Each record is to be reproduced verbatim.

==*==

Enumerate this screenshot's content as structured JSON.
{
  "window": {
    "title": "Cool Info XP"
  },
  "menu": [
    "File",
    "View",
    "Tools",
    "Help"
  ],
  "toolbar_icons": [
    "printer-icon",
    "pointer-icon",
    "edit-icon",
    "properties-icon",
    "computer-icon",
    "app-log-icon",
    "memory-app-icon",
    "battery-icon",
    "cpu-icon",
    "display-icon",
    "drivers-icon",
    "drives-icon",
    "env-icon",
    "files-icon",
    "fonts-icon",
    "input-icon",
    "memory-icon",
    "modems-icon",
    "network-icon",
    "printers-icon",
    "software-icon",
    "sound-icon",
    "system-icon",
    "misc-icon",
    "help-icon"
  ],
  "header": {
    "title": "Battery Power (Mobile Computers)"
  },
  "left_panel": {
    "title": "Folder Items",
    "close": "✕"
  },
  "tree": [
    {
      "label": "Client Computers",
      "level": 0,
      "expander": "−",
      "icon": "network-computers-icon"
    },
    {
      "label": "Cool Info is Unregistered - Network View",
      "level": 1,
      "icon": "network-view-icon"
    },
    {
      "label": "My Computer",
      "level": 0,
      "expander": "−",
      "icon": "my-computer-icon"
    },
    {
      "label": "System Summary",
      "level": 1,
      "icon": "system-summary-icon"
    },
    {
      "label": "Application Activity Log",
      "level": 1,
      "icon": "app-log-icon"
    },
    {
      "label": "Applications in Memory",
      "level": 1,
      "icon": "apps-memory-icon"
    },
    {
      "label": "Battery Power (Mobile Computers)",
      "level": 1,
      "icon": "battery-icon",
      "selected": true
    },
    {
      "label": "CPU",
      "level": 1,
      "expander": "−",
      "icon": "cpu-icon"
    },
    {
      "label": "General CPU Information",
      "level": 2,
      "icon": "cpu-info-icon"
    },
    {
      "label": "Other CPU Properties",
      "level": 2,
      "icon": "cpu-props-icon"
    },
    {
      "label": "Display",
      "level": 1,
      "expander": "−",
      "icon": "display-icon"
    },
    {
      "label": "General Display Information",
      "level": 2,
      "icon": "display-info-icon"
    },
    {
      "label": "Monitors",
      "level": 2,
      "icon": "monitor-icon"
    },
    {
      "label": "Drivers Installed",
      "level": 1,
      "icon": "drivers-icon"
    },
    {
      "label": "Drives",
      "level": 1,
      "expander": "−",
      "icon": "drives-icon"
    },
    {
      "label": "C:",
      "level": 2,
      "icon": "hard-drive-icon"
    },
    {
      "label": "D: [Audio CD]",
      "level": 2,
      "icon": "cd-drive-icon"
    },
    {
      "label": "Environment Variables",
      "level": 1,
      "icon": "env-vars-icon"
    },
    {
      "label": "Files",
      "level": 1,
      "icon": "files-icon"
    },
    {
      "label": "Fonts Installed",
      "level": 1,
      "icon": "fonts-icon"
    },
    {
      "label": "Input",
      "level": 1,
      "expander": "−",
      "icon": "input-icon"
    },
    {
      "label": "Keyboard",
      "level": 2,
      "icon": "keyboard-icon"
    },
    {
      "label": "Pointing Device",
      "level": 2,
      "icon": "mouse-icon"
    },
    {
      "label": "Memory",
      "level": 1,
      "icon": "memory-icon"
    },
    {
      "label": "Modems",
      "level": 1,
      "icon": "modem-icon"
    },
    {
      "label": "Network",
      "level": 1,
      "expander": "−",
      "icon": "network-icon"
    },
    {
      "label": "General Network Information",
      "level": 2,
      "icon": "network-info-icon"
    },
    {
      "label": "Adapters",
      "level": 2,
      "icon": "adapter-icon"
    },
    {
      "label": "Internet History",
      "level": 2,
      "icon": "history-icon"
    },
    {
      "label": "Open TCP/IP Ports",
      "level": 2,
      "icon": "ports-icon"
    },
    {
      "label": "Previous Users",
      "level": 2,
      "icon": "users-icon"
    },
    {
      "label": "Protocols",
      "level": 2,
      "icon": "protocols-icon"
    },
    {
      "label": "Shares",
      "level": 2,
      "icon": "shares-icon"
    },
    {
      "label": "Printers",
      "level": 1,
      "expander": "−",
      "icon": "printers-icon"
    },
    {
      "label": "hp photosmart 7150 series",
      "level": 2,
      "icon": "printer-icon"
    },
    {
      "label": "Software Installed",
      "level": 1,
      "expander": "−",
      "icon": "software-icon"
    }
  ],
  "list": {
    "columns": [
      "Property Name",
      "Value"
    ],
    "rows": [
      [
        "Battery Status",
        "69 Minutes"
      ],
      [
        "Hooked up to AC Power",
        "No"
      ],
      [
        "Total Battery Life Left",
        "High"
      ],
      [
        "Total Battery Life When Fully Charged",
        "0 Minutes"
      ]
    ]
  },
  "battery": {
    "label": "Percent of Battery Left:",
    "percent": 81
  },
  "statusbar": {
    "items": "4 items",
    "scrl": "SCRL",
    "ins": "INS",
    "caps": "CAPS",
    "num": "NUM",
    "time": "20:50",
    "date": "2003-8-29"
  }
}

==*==

#### [RESPONSE FOR THIS EXERCISE]
Enumerate this screenshot's content as structured JSON.
{
  "window": {
    "title": "Cool Info XP"
  },
  "menu": [
    "File",
    "View",
    "Tools",
    "Help"
  ],
  "toolbar_icons": [
    "printer-icon",
    "pointer-icon",
    "edit-icon",
    "properties-icon",
    "computer-icon",
    "app-log-icon",
    "memory-app-icon",
    "battery-icon",
    "cpu-icon",
    "display-icon",
    "drivers-icon",
    "drives-icon",
    "env-icon",
    "files-icon",
    "fonts-icon",
    "input-icon",
    "memory-icon",
    "modems-icon",
    "network-icon",
    "printers-icon",
    "software-icon",
    "sound-icon",
    "system-icon",
    "misc-icon",
    "help-icon"
  ],
  "header": {
    "title": "Battery Power (Mobile Computers)"
  },
  "left_panel": {
    "title": "Folder Items",
    "close": "✕"
  },
  "tree": [
    {
      "label": "Client Computers",
      "level": 0,
      "expander": "−",
      "icon": "network-computers-icon"
    },
    {
      "label": "Cool Info is Unregistered - Network View",
      "level": 1,
      "icon": "network-view-icon"
    },
    {
      "label": "My Computer",
      "level": 0,
      "expander": "−",
      "icon": "my-computer-icon"
    },
    {
      "label": "System Summary",
      "level": 1,
      "icon": "system-summary-icon"
    },
    {
      "label": "Application Activity Log",
      "level": 1,
      "icon": "app-log-icon"
    },
    {
      "label": "Applications in Memory",
      "level": 1,
      "icon": "apps-memory-icon"
    },
    {
      "label": "Battery Power (Mobile Computers)",
      "level": 1,
      "icon": "battery-icon",
      "selected": true
    },
    {
      "label": "CPU",
      "level": 1,
      "expander": "−",
      "icon": "cpu-icon"
    },
    {
      "label": "General CPU Information",
      "level": 2,
      "icon": "cpu-info-icon"
    },
    {
      "label": "Other CPU Properties",
      "level": 2,
      "icon": "cpu-props-icon"
    },
    {
      "label": "Display",
      "level": 1,
      "expander": "−",
      "icon": "display-icon"
    },
    {
      "label": "General Display Information",
      "level": 2,
      "icon": "display-info-icon"
    },
    {
      "label": "Monitors",
      "level": 2,
      "icon": "monitor-icon"
    },
    {
      "label": "Drivers Installed",
      "level": 1,
      "icon": "drivers-icon"
    },
    {
      "label": "Drives",
      "level": 1,
      "expander": "−",
      "icon": "drives-icon"
    },
    {
      "label": "C:",
      "level": 2,
      "icon": "hard-drive-icon"
    },
    {
      "label": "D: [Audio CD]",
      "level": 2,
      "icon": "cd-drive-icon"
    },
    {
      "label": "Environment Variables",
      "level": 1,
      "icon": "env-vars-icon"
    },
    {
      "label": "Files",
      "level": 1,
      "icon": "files-icon"
    },
    {
      "label": "Fonts Installed",
      "level": 1,
      "icon": "fonts-icon"
    },
    {
      "label": "Input",
      "level": 1,
      "expander": "−",
      "icon": "input-icon"
    },
    {
      "label": "Keyboard",
      "level": 2,
      "icon": "keyboard-icon"
    },
    {
      "label": "Pointing Device",
      "level": 2,
      "icon": "mouse-icon"
    },
    {
      "label": "Memory",
      "level": 1,
      "icon": "memory-icon"
    },
    {
      "label": "Modems",
      "level": 1,
      "icon": "modem-icon"
    },
    {
      "label": "Network",
      "level": 1,
      "expander": "−",
      "icon": "network-icon"
    },
    {
      "label": "General Network Information",
      "level": 2,
      "icon": "network-info-icon"
    },
    {
      "label": "Adapters",
      "level": 2,
      "icon": "adapter-icon"
    },
    {
      "label": "Internet History",
      "level": 2,
      "icon": "history-icon"
    },
    {
      "label": "Open TCP/IP Ports",
      "level": 2,
      "icon": "ports-icon"
    },
    {
      "label": "Previous Users",
      "level": 2,
      "icon": "users-icon"
    },
    {
      "label": "Protocols",
      "level": 2,
      "icon": "protocols-icon"
    },
    {
      "label": "Shares",
      "level": 2,
      "icon": "shares-icon"
    },
    {
      "label": "Printers",
      "level": 1,
      "expander": "−",
      "icon": "printers-icon"
    },
    {
      "label": "hp photosmart 7150 series",
      "level": 2,
      "icon": "printer-icon"
    },
    {
      "label": "Software Installed",
      "level": 1,
      "expander": "−",
      "icon": "software-icon"
    }
  ],
  "list": {
    "columns": [
      "Property Name",
      "Value"
    ],
    "rows": [
      [
        "Battery Status",
        "69 Minutes"
      ],
      [
        "Hooked up to AC Power",
        "No"
      ],
      [
        "Total Battery Life Left",
        "High"
      ],
      [
        "Total Battery Life When Fully Charged",
        "0 Minutes"
      ]
    ]
  },
  "battery": {
    "label": "Percent of Battery Left:",
    "percent": 81
  },
  "statusbar": {
    "items": "4 items",
    "scrl": "SCRL",
    "ins": "INS",
    "caps": "CAPS",
    "num": "NUM",
    "time": "20:50",
    "date": "2003-8-29"
  }
}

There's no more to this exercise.